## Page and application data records
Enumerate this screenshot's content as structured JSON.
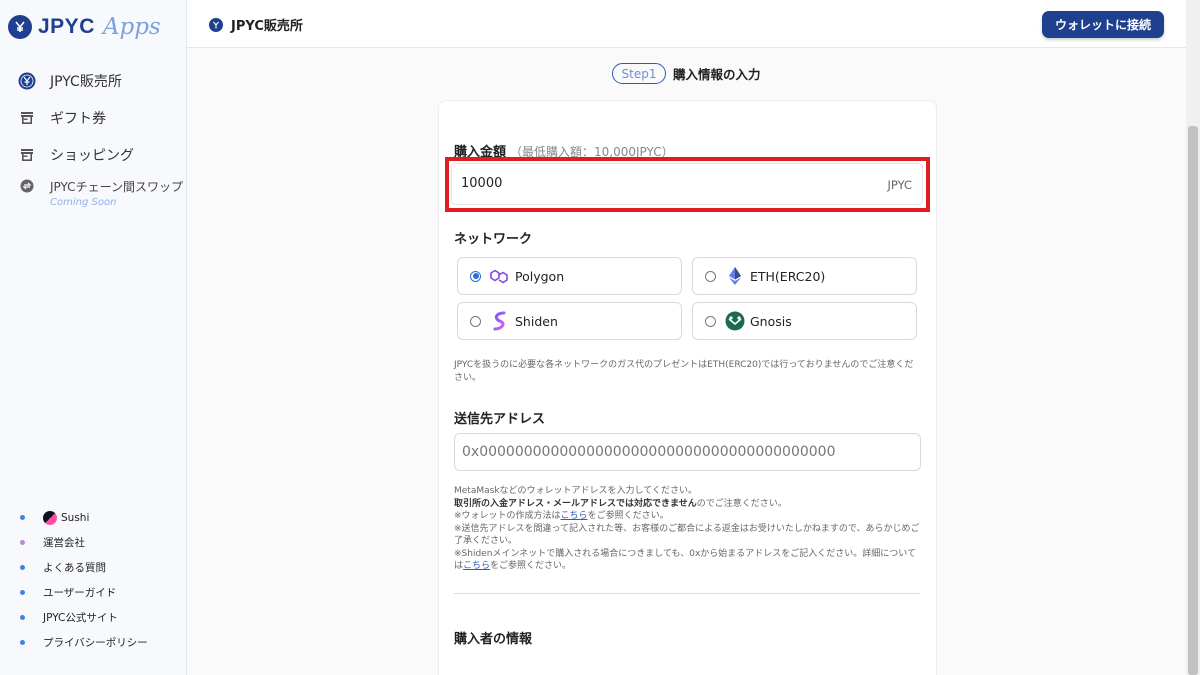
{
  "app": {
    "logo_text": "JPYC",
    "logo_apps": "Apps"
  },
  "sidebar": {
    "items": [
      {
        "label": "JPYC販売所",
        "icon": "jpyc-logo-icon"
      },
      {
        "label": "ギフト券",
        "icon": "store-icon"
      },
      {
        "label": "ショッピング",
        "icon": "store-icon"
      }
    ],
    "swap": {
      "label": "JPYCチェーン間スワップ",
      "badge": "Coming Soon",
      "icon": "swap-icon"
    },
    "footer": [
      {
        "label": "Sushi"
      },
      {
        "label": "運営会社"
      },
      {
        "label": "よくある質問"
      },
      {
        "label": "ユーザーガイド"
      },
      {
        "label": "JPYC公式サイト"
      },
      {
        "label": "プライバシーポリシー"
      }
    ]
  },
  "header": {
    "title": "JPYC販売所",
    "connect_button": "ウォレットに接続"
  },
  "step": {
    "pill": "Step1",
    "title": "購入情報の入力"
  },
  "form": {
    "amount": {
      "label": "購入金額",
      "sub": "（最低購入額：10,000JPYC）",
      "value": "10000",
      "unit": "JPYC"
    },
    "network": {
      "label": "ネットワーク",
      "options": [
        {
          "label": "Polygon",
          "selected": true
        },
        {
          "label": "ETH(ERC20)",
          "selected": false
        },
        {
          "label": "Shiden",
          "selected": false
        },
        {
          "label": "Gnosis",
          "selected": false
        }
      ],
      "note": "JPYCを扱うのに必要な各ネットワークのガス代のプレゼントはETH(ERC20)では行っておりませんのでご注意ください。"
    },
    "address": {
      "label": "送信先アドレス",
      "placeholder": "0x0000000000000000000000000000000000000000",
      "note_line1": "MetaMaskなどのウォレットアドレスを入力してください。",
      "note_line2_bold": "取引所の入金アドレス・メールアドレスでは対応できません",
      "note_line2_rest": "のでご注意ください。",
      "note_line3_pre": "※ウォレットの作成方法は",
      "note_line3_link": "こちら",
      "note_line3_post": "をご参照ください。",
      "note_line4": "※送信先アドレスを間違って記入された等、お客様のご都合による返金はお受けいたしかねますので、あらかじめご了承ください。",
      "note_line5_pre": "※Shidenメインネットで購入される場合につきましても、0xから始まるアドレスをご記入ください。詳細については",
      "note_line5_link": "こちら",
      "note_line5_post": "をご参照ください。"
    },
    "buyer": {
      "label": "購入者の情報"
    }
  },
  "colors": {
    "brand": "#1f3f8f",
    "highlight": "#e01c24",
    "radio": "#2d6fd8"
  }
}
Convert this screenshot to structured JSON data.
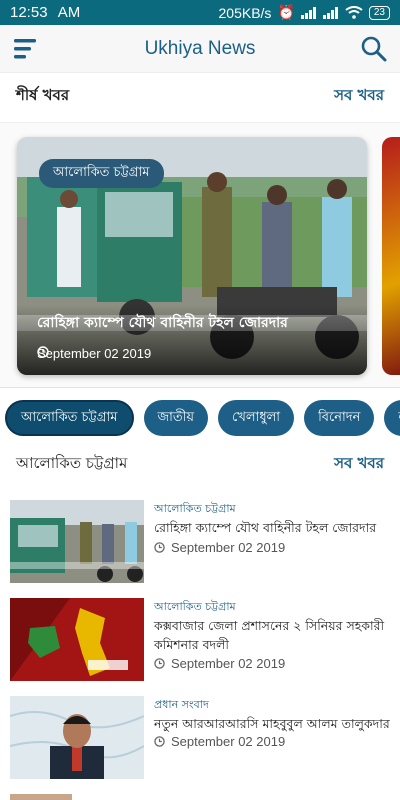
{
  "status_bar": {
    "time": "12:53",
    "ampm": "AM",
    "speed": "205KB/s",
    "battery": "23"
  },
  "app_bar": {
    "title": "Ukhiya News",
    "menu_icon": "menu-icon",
    "search_icon": "search-icon"
  },
  "top_news": {
    "title": "শীর্ষ খবর",
    "see_all": "সব খবর",
    "featured": {
      "category": "আলোকিত চট্টগ্রাম",
      "headline": "রোহিঙ্গা ক্যাম্পে যৌথ বাহিনীর টহল জোরদার",
      "date": "September 02 2019"
    }
  },
  "categories": [
    "আলোকিত চট্টগ্রাম",
    "জাতীয়",
    "খেলাধুলা",
    "বিনোদন",
    "ল"
  ],
  "section": {
    "title": "আলোকিত চট্টগ্রাম",
    "see_all": "সব খবর"
  },
  "list": [
    {
      "category": "আলোকিত চট্টগ্রাম",
      "title": "রোহিঙ্গা ক্যাম্পে যৌথ বাহিনীর টহল জোরদার",
      "date": "September 02 2019"
    },
    {
      "category": "আলোকিত চট্টগ্রাম",
      "title": "কক্সবাজার জেলা প্রশাসনের ২ সিনিয়র সহকারী কমিশনার বদলী",
      "date": "September 02 2019"
    },
    {
      "category": "প্রধান সংবাদ",
      "title": "নতুন আরআরআরসি মাহবুবুল আলম তালুকদার",
      "date": "September 02 2019"
    }
  ],
  "colors": {
    "primary": "#1d5f86",
    "status_bar": "#0c6a7e",
    "chip_active": "#0f4d6e"
  }
}
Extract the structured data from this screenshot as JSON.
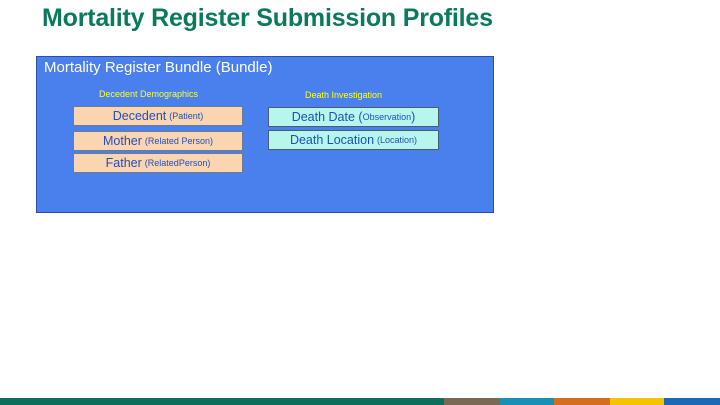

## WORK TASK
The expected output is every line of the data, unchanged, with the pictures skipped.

## FINISHED EXERCISE
Enumerate this screenshot's content as structured JSON.
{
  "app": {
    "logo_text": "JPYC",
    "logo_apps": "Apps"
  },
  "sidebar": {
    "items": [
      {
        "label": "JPYC販売所",
        "icon": "jpyc-logo-icon"
      },
      {
        "label": "ギフト券",
        "icon": "store-icon"
      },
      {
        "label": "ショッピング",
        "icon": "store-icon"
      }
    ],
    "swap": {
      "label": "JPYCチェーン間スワップ",
      "badge": "Coming Soon",
      "icon": "swap-icon"
    },
    "footer": [
      {
        "label": "Sushi"
      },
      {
        "label": "運営会社"
      },
      {
        "label": "よくある質問"
      },
      {
        "label": "ユーザーガイド"
      },
      {
        "label": "JPYC公式サイト"
      },
      {
        "label": "プライバシーポリシー"
      }
    ]
  },
  "header": {
    "title": "JPYC販売所",
    "connect_button": "ウォレットに接続"
  },
  "step": {
    "pill": "Step1",
    "title": "購入情報の入力"
  },
  "form": {
    "amount": {
      "label": "購入金額",
      "sub": "（最低購入額：10,000JPYC）",
      "value": "10000",
      "unit": "JPYC"
    },
    "network": {
      "label": "ネットワーク",
      "options": [
        {
          "label": "Polygon",
          "selected": true
        },
        {
          "label": "ETH(ERC20)",
          "selected": false
        },
        {
          "label": "Shiden",
          "selected": false
        },
        {
          "label": "Gnosis",
          "selected": false
        }
      ],
      "note": "JPYCを扱うのに必要な各ネットワークのガス代のプレゼントはETH(ERC20)では行っておりませんのでご注意ください。"
    },
    "address": {
      "label": "送信先アドレス",
      "placeholder": "0x0000000000000000000000000000000000000000",
      "note_line1": "MetaMaskなどのウォレットアドレスを入力してください。",
      "note_line2_bold": "取引所の入金アドレス・メールアドレスでは対応できません",
      "note_line2_rest": "のでご注意ください。",
      "note_line3_pre": "※ウォレットの作成方法は",
      "note_line3_link": "こちら",
      "note_line3_post": "をご参照ください。",
      "note_line4": "※送信先アドレスを間違って記入された等、お客様のご都合による返金はお受けいたしかねますので、あらかじめご了承ください。",
      "note_line5_pre": "※Shidenメインネットで購入される場合につきましても、0xから始まるアドレスをご記入ください。詳細については",
      "note_line5_link": "こちら",
      "note_line5_post": "をご参照ください。"
    },
    "buyer": {
      "label": "購入者の情報"
    }
  },
  "colors": {
    "brand": "#1f3f8f",
    "highlight": "#e01c24",
    "radio": "#2d6fd8"
  }
}
Convert this screenshot to structured JSON data.
{
  "status_bar": {
    "time": "12:53",
    "ampm": "AM",
    "speed": "205KB/s",
    "battery": "23"
  },
  "app_bar": {
    "title": "Ukhiya News",
    "menu_icon": "menu-icon",
    "search_icon": "search-icon"
  },
  "top_news": {
    "title": "শীর্ষ খবর",
    "see_all": "সব খবর",
    "featured": {
      "category": "আলোকিত চট্টগ্রাম",
      "headline": "রোহিঙ্গা ক্যাম্পে যৌথ বাহিনীর টহল জোরদার",
      "date": "September 02 2019"
    }
  },
  "categories": [
    "আলোকিত চট্টগ্রাম",
    "জাতীয়",
    "খেলাধুলা",
    "বিনোদন",
    "ল"
  ],
  "section": {
    "title": "আলোকিত চট্টগ্রাম",
    "see_all": "সব খবর"
  },
  "list": [
    {
      "category": "আলোকিত চট্টগ্রাম",
      "title": "রোহিঙ্গা ক্যাম্পে যৌথ বাহিনীর টহল জোরদার",
      "date": "September 02 2019"
    },
    {
      "category": "আলোকিত চট্টগ্রাম",
      "title": "কক্সবাজার জেলা প্রশাসনের ২ সিনিয়র সহকারী কমিশনার বদলী",
      "date": "September 02 2019"
    },
    {
      "category": "প্রধান সংবাদ",
      "title": "নতুন আরআরআরসি মাহবুবুল আলম তালুকদার",
      "date": "September 02 2019"
    }
  ],
  "colors": {
    "primary": "#1d5f86",
    "status_bar": "#0c6a7e",
    "chip_active": "#0f4d6e"
  }
}
Extract the structured data from this screenshot as JSON.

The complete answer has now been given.